((

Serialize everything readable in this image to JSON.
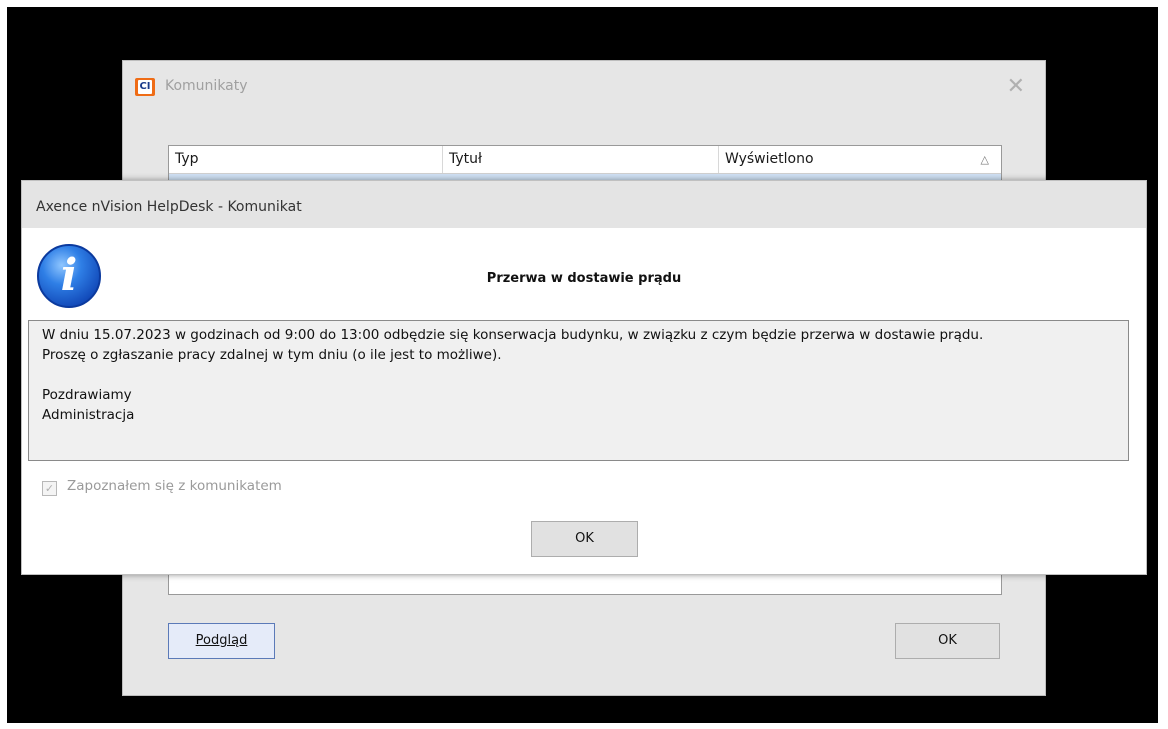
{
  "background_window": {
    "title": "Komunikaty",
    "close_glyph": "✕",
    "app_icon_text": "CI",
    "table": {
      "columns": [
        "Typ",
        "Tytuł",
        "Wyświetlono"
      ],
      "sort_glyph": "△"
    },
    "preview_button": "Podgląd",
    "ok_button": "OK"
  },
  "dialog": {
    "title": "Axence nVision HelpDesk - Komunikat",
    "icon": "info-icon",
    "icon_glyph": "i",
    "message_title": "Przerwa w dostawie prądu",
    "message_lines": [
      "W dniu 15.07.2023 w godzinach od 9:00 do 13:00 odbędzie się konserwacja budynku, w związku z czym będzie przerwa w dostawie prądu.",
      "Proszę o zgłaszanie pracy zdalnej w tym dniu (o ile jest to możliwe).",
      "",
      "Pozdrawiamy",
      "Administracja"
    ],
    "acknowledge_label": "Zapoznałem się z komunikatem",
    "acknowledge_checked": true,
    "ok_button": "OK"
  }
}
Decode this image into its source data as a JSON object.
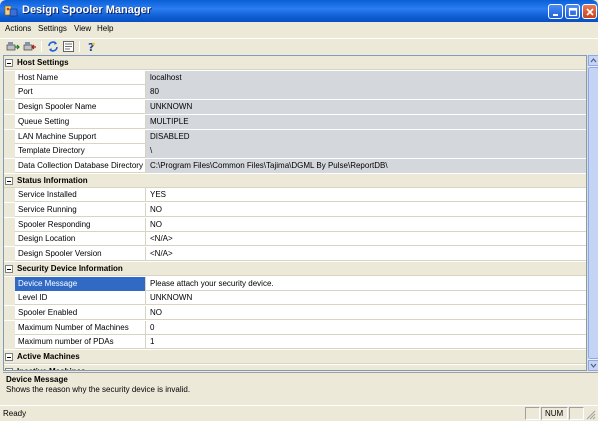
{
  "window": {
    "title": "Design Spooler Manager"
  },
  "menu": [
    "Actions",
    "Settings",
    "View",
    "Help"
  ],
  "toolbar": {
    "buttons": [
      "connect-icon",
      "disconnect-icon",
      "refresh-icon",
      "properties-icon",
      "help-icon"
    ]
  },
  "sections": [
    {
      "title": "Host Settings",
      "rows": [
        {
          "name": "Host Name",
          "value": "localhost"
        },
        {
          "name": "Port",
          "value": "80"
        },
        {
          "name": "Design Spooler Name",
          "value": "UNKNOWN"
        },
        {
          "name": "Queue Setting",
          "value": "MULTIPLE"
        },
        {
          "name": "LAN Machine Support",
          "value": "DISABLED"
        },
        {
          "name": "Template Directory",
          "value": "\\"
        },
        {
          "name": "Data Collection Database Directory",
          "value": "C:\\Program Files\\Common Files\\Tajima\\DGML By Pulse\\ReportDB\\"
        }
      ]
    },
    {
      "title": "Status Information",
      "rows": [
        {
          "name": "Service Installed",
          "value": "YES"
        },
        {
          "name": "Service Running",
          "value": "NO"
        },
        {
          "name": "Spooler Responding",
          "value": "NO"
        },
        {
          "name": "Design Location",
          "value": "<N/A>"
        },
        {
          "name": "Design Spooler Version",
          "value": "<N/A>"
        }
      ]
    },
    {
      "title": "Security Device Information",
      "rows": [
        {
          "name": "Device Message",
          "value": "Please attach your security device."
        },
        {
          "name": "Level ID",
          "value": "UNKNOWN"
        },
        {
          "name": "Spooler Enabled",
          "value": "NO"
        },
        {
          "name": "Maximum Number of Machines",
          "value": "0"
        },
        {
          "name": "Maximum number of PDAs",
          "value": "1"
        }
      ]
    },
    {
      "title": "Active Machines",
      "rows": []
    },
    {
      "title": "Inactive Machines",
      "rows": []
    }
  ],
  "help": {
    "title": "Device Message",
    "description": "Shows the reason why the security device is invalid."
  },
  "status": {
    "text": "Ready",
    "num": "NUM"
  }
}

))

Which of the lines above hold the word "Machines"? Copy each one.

# OUTPUT OF THE TASK:
          "name": "Maximum Number of Machines",
      "title": "Active Machines",
      "title": "Inactive Machines",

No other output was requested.